• _Recorded data_:

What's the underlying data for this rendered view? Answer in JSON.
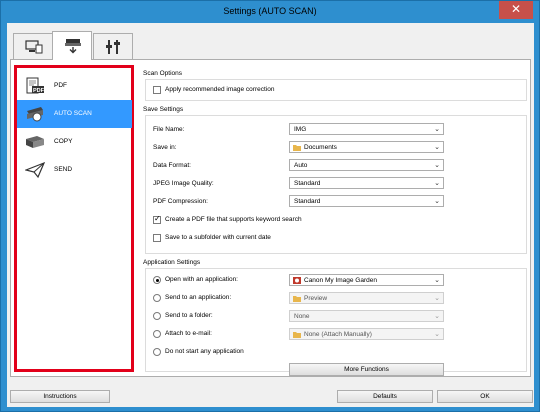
{
  "window": {
    "title": "Settings (AUTO SCAN)",
    "close_glyph": "✕"
  },
  "tabs": [
    {
      "icon": "scan-from-computer-icon",
      "active": false
    },
    {
      "icon": "scan-from-operation-panel-icon",
      "active": true
    },
    {
      "icon": "general-settings-icon",
      "active": false
    }
  ],
  "sidebar": {
    "items": [
      {
        "label": "PDF",
        "icon": "pdf-icon",
        "selected": false
      },
      {
        "label": "AUTO SCAN",
        "icon": "auto-scan-icon",
        "selected": true
      },
      {
        "label": "COPY",
        "icon": "copy-icon",
        "selected": false
      },
      {
        "label": "SEND",
        "icon": "send-icon",
        "selected": false
      }
    ]
  },
  "scan_options": {
    "title": "Scan Options",
    "apply_correction": {
      "label": "Apply recommended image correction",
      "checked": false
    }
  },
  "save_settings": {
    "title": "Save Settings",
    "file_name": {
      "label": "File Name:",
      "value": "IMG"
    },
    "save_in": {
      "label": "Save in:",
      "value": "Documents",
      "icon": "folder-icon"
    },
    "data_format": {
      "label": "Data Format:",
      "value": "Auto"
    },
    "jpeg_quality": {
      "label": "JPEG Image Quality:",
      "value": "Standard"
    },
    "pdf_compression": {
      "label": "PDF Compression:",
      "value": "Standard"
    },
    "keyword_pdf": {
      "label": "Create a PDF file that supports keyword search",
      "checked": true
    },
    "subfolder": {
      "label": "Save to a subfolder with current date",
      "checked": false
    }
  },
  "application_settings": {
    "title": "Application Settings",
    "open_with": {
      "label": "Open with an application:",
      "selected": true,
      "value": "Canon My Image Garden",
      "icon": "image-garden-icon"
    },
    "send_to_app": {
      "label": "Send to an application:",
      "selected": false,
      "value": "Preview",
      "icon": "preview-app-icon"
    },
    "send_to_folder": {
      "label": "Send to a folder:",
      "selected": false,
      "value": "None"
    },
    "attach_email": {
      "label": "Attach to e-mail:",
      "selected": false,
      "value": "None (Attach Manually)",
      "icon": "email-icon"
    },
    "do_not_start": {
      "label": "Do not start any application",
      "selected": false
    },
    "more_functions": "More Functions"
  },
  "footer": {
    "instructions": "Instructions",
    "defaults": "Defaults",
    "ok": "OK"
  },
  "colors": {
    "titlebar": "#2e8fcf",
    "close": "#c7504a",
    "selection": "#3399ff",
    "highlight_border": "#e2001a"
  }
}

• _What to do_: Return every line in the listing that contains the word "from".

• _Solution for this task_:
      "icon": "scan-from-computer-icon",
      "icon": "scan-from-operation-panel-icon",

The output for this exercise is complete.